+1 Recommend
1 collections
      • Record: found
      • Abstract: found
      • Article: not found

      Public health implications of rapid hepatitis C screening with an oral swab for community-based organizations serving high-risk populations.

      American Journal of Public Health
      Adult, Community Health Services, methods, Feasibility Studies, Female, Hepatitis C, diagnosis, Hepatitis C Antibodies, analysis, Humans, Immunoenzyme Techniques, Male, Mass Screening, Risk Factors, Saliva, immunology

      Read this article at

          There is no author summary for this article yet. Authors can add summaries to their articles on ScienceOpen to make them more accessible to a non-specialist audience.
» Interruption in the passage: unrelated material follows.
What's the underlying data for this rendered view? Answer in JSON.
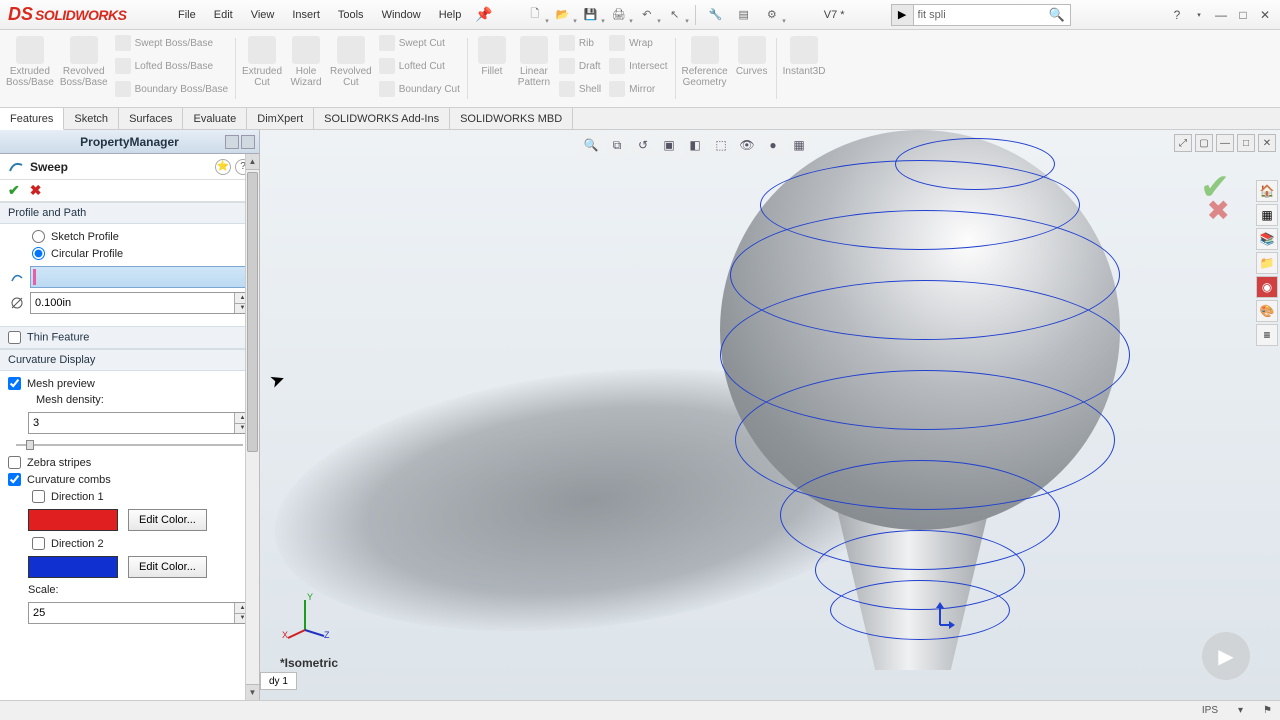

          Between April and September of 2009 we evaluated the accuracy of the OraQuick HCV rapid antibody test and assessed its feasibility for use by community-based organizations (CBOs) serving populations at high risk for HCV in New York City. We compared the results of screening by OraQuick (oral swab) and enzyme immunoassay (EIA; blood draw). We performed ribonucleic acid polymerase chain reaction testing for discordant results. We also assessed research staff perceptions through a survey and focus group. Overall, 97.5% of OraQuick and EIA results matched. Testing of discordant samples indicated that the rapid test was more likely than the EIA to provide a correct diagnosis. Research staff preferred the rapid test and identified challenges that would be overcome with its use. CBOs could benefit from increased testing capacity, and clients might benefit from more rapid access to education, counseling, and referrals. OraQuick's accuracy is comparable to the EIA. The oral swab rapid test could help HCV screening programs reach individuals unaware of their status and expand testing into nonclinical settings such as mobile units.

          Related collections
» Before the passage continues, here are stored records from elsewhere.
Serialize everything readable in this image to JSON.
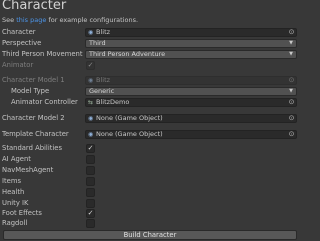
{
  "header": {
    "title": "Character",
    "subtitle_pre": "See ",
    "subtitle_link": "this page",
    "subtitle_post": " for example configurations."
  },
  "fields": {
    "character": {
      "label": "Character",
      "value": "Blitz",
      "icon": "game-object-icon"
    },
    "perspective": {
      "label": "Perspective",
      "value": "Third"
    },
    "third_person_movement": {
      "label": "Third Person Movement",
      "value": "Third Person Adventure"
    },
    "animator": {
      "label": "Animator",
      "checked": true,
      "disabled": true
    },
    "character_model_1": {
      "label": "Character Model 1",
      "value": "Blitz",
      "disabled": true
    },
    "model_type": {
      "label": "Model Type",
      "value": "Generic"
    },
    "animator_controller": {
      "label": "Animator Controller",
      "value": "BlitzDemo",
      "icon": "animator-controller-icon"
    },
    "character_model_2": {
      "label": "Character Model 2",
      "value": "None (Game Object)"
    },
    "template_character": {
      "label": "Template Character",
      "value": "None (Game Object)"
    }
  },
  "toggles": [
    {
      "label": "Standard Abilities",
      "checked": true
    },
    {
      "label": "AI Agent",
      "checked": false
    },
    {
      "label": "NavMeshAgent",
      "checked": false
    },
    {
      "label": "Items",
      "checked": false
    },
    {
      "label": "Health",
      "checked": false
    },
    {
      "label": "Unity IK",
      "checked": false
    },
    {
      "label": "Foot Effects",
      "checked": true
    },
    {
      "label": "Ragdoll",
      "checked": false
    }
  ],
  "build_button": "Build Character",
  "colors": {
    "background": "#383838",
    "link": "#4c95e9",
    "field": "#2a2a2a",
    "dropdown": "#515151",
    "button": "#585858"
  }
}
          Author and article information


          Comment on this article